All lines in the records below with the word "States" must be returned.

DATASET RECORDS>

+++++

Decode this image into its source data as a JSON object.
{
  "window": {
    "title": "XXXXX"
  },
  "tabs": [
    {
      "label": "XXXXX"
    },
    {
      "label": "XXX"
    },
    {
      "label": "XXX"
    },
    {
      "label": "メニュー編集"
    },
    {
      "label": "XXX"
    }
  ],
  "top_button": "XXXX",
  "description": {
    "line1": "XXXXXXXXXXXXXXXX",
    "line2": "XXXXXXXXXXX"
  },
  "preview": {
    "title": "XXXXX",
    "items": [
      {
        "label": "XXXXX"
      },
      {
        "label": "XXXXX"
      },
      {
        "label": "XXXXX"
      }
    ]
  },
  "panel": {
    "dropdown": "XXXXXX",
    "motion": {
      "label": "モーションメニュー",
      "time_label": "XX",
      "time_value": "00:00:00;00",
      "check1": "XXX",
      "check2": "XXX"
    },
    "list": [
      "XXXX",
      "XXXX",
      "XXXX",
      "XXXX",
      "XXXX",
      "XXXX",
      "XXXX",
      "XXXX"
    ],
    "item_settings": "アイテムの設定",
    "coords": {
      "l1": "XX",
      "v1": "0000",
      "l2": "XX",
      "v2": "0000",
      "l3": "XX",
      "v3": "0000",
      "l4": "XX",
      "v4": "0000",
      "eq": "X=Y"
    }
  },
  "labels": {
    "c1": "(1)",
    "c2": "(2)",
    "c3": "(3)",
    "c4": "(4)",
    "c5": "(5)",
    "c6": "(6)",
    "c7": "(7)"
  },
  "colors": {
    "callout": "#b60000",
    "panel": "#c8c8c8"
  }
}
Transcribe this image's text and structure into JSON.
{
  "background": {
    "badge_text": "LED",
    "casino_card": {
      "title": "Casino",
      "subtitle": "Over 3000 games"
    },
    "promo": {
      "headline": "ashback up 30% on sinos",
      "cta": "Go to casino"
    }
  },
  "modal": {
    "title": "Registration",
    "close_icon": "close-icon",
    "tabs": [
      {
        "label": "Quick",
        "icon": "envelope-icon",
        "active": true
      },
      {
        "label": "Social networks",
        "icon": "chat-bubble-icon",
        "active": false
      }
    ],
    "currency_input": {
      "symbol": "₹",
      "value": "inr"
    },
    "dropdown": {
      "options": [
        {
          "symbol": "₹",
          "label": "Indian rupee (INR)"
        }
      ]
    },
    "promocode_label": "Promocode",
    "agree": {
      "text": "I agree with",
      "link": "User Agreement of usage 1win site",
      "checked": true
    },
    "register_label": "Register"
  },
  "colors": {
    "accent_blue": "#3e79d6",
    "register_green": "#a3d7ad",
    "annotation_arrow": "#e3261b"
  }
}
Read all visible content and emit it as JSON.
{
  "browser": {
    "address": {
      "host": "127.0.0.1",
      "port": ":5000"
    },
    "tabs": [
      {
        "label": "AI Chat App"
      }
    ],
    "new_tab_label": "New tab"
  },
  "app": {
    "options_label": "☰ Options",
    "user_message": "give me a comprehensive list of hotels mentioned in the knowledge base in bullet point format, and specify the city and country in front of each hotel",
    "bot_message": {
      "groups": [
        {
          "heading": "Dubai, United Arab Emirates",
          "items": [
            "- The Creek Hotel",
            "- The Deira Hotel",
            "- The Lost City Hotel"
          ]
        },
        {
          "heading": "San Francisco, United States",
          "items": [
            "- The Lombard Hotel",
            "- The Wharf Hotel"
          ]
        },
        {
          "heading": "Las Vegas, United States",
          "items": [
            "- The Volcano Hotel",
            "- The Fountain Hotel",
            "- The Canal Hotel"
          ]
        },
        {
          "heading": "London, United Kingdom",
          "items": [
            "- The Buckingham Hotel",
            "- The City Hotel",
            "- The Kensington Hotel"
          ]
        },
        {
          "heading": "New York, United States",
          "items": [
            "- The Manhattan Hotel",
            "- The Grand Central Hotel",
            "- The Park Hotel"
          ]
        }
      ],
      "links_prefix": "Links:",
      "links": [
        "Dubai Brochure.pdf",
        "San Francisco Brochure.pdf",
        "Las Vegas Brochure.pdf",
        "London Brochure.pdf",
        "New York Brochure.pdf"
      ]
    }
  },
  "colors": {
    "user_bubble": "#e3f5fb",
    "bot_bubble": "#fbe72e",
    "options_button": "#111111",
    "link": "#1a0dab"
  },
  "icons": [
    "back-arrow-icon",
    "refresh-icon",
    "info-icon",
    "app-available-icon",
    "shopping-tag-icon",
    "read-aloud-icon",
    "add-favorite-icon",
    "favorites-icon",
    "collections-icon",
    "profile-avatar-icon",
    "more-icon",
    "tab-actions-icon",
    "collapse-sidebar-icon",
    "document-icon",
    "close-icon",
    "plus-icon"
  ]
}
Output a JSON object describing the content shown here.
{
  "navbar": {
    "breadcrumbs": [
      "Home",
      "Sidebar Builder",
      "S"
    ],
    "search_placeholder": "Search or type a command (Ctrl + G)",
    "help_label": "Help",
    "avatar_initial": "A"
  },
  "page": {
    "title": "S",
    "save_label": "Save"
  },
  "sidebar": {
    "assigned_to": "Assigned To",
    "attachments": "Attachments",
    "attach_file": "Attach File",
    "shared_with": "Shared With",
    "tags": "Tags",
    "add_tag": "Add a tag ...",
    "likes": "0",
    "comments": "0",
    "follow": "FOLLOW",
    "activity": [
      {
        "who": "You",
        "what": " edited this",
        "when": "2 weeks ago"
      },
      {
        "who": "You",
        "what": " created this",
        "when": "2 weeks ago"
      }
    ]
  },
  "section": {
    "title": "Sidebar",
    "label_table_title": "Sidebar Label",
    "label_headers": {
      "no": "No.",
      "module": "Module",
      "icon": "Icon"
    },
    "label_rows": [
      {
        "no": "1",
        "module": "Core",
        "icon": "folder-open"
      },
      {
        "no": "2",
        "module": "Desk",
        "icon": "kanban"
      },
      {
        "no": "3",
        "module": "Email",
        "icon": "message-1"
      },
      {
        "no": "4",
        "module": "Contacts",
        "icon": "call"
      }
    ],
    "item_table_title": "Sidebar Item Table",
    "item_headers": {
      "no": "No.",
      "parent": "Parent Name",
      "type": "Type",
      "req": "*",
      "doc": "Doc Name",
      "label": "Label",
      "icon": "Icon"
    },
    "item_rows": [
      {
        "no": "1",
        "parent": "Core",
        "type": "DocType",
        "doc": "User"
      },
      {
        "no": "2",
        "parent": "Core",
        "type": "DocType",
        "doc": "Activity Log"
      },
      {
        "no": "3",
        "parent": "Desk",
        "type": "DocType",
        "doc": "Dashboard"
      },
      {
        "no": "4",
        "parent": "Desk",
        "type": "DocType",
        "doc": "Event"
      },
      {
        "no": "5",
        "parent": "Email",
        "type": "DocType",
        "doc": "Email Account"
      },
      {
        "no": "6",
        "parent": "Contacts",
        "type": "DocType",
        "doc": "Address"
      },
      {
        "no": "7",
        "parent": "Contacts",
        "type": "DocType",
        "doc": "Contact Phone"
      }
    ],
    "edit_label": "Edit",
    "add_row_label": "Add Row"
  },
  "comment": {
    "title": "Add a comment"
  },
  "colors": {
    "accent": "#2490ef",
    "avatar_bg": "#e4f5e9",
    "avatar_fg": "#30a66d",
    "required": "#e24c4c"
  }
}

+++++

OUTPUT>
          "heading": "San Francisco, United States",
          "heading": "Las Vegas, United States",
          "heading": "New York, United States",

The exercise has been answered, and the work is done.